- Angam Walim (the expert of sailing)
Relating the detailed backstories behind each of these influences is beyond the scope of this post. Nonetheless, the motivation on part of silat/silet teachers, silat/silet students, and the general public to ignore these historical realities can be explained in two ways:
- A lack of awareness or ignorance on part of practitioners and the general public
- An unwillingess to recognize aspects of pre-Islamic culture as being part of the history of a local population whose ethnic identity is virtually synonymous with their religious identity (i.e. the Minangkabau and Islam, similar to the Malays and Islam especially in Malaysia). This unwillingness often manifests in historical revisionism or obscurantism that invalidates the possibility of being, for example, Minangkabau and not Muslim or Malay and not Muslim. Of course, there are Malay Christians, Buddhists, and Hindus but their numbers and influence are so small that they are often overlooked or neglected in popular discourse on religion and society in Malaysia. For many people in this day and age, Malay does not quite mean Malay or Minangkabau does not quite mean Minangkabau without Islam.
By pointing this out, of course, Mr. Guci does not mean to invalidate the influence of Islam in the origins or modification of many aspects of traditional Minangkabau arts and culture that exist today. Mr. Guci maintains that the the well-known dance-drama form randai is derived from the Arabic rayan dai. Thus, much of current day randai performance is concerned with the propagation of Islamic doctrine and values. Along with well-known indigenous art forms which were thoroughly Islamized, such as wayang kulit, randai played a great role in the early introduction of Islam to West Sumatra. Other Islamic art forms native to the region and neighboring regions include tari saman (saman dance) particularly in Aceh, tari endang/indang/babindin in Indonesia and Malaysia, and the ubiquitous Mawlid al-Barzanjī (The Barzanji Mawlid). Mr. Guci told me that the dance genres among these artforms played a vital role in preserving silat/silet Minangkabau during Dutch colonial rule as dancers appropriated fundamental techniques and movements of silat/silet Minangkabau into traditional dance forms. This was necessary, because the Dutch had completely outlawed the practice of silat/silet for obvious reasons such as safeguarding the physical well-being of colonial masters and administrators from indigenous Indonesian assassins. This piece of information demystifies why so much of traditional dancing in Indonesia resembles the practice of silat/silet.

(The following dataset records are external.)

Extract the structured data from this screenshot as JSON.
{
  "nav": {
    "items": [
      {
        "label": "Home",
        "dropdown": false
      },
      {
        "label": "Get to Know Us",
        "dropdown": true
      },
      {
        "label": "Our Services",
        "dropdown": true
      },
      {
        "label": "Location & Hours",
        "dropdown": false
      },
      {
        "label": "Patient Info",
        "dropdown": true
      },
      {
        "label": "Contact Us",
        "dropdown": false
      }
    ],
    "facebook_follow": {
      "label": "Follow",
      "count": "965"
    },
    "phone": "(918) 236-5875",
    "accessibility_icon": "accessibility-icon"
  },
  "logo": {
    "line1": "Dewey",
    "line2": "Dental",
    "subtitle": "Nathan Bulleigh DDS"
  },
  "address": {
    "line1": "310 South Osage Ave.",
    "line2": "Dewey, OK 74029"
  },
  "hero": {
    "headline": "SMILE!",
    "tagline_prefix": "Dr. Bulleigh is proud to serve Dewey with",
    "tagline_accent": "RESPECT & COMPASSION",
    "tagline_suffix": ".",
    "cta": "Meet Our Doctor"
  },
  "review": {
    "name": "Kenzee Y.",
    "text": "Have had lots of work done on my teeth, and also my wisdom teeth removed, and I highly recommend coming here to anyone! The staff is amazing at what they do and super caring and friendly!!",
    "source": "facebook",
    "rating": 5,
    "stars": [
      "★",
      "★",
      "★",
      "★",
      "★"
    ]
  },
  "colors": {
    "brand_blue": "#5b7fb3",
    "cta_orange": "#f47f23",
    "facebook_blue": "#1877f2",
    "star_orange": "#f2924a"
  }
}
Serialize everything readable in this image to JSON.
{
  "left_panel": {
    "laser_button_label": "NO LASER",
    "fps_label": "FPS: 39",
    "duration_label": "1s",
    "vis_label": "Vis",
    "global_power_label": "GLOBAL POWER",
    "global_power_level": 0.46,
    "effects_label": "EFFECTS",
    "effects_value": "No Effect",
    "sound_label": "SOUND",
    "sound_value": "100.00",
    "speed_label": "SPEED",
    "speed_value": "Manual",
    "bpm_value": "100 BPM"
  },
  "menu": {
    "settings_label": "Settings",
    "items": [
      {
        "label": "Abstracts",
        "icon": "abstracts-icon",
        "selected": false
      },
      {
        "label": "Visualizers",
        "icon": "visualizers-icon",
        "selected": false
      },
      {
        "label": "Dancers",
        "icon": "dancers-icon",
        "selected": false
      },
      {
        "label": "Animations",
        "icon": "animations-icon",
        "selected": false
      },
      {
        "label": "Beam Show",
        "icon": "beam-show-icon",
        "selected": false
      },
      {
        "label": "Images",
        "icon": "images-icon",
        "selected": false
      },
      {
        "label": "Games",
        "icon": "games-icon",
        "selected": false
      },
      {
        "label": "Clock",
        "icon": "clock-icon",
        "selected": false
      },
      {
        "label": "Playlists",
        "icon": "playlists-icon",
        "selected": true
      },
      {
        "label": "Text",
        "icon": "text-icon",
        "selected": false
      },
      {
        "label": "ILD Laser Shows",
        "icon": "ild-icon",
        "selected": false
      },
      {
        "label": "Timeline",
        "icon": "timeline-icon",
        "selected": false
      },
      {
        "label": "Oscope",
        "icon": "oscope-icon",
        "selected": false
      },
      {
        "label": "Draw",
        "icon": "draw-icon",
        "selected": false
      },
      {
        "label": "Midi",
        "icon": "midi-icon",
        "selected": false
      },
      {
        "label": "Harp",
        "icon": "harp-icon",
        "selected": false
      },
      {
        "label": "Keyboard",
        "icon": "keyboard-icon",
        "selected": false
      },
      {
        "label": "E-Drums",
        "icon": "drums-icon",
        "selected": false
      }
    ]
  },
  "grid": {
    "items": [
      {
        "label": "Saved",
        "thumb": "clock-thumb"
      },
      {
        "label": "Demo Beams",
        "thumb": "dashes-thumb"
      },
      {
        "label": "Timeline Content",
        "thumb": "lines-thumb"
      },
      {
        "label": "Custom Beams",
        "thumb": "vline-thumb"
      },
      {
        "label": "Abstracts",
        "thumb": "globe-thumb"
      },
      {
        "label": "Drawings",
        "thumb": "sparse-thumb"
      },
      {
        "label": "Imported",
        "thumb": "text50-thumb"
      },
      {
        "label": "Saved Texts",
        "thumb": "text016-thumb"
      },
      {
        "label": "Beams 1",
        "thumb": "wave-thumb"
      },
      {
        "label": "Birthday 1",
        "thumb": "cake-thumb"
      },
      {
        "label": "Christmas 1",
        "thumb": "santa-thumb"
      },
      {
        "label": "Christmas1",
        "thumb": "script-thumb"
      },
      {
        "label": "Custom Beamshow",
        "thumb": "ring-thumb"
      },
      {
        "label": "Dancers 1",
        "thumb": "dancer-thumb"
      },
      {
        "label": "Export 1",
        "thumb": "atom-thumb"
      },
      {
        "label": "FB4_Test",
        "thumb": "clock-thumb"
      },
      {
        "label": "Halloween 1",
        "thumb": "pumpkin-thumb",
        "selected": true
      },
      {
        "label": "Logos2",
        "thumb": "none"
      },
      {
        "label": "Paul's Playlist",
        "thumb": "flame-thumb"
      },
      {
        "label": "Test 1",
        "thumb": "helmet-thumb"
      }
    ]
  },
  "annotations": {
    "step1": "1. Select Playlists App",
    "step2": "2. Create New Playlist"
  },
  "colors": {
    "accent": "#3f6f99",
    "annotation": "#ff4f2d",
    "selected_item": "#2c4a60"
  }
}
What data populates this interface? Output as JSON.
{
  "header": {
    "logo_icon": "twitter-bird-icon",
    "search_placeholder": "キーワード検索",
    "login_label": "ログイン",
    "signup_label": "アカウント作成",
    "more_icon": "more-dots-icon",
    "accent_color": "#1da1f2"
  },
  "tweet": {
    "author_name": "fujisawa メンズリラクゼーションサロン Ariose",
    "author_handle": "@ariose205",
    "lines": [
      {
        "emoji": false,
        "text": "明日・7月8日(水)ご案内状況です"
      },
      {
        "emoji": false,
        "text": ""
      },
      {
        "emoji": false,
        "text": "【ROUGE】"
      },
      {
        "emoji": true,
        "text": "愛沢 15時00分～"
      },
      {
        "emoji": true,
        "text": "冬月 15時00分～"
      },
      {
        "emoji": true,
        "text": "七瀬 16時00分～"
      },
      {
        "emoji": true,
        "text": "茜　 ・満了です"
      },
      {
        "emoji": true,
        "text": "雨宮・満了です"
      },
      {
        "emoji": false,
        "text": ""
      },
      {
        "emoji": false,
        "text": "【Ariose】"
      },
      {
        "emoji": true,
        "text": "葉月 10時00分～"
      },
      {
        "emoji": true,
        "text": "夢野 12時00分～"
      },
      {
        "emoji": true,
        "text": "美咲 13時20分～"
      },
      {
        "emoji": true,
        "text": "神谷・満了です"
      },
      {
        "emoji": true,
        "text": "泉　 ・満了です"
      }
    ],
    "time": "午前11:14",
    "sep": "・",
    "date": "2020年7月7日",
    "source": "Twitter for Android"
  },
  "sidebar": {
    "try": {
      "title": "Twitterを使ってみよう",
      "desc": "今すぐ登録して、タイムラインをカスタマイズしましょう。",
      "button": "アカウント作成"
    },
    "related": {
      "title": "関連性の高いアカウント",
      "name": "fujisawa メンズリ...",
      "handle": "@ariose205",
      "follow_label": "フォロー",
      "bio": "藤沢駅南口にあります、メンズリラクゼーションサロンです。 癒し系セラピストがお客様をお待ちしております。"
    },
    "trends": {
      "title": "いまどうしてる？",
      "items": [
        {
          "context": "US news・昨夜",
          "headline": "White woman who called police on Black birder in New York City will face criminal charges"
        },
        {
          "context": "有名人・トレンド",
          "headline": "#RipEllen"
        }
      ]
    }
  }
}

Tasty Treats in Indolaysia (i.e. Indonesia & Malaysia)
Yes I just coined a new country. Sorry, but this time around I don’t have very much food for y’all to indulge in. I promise that will change starting next week.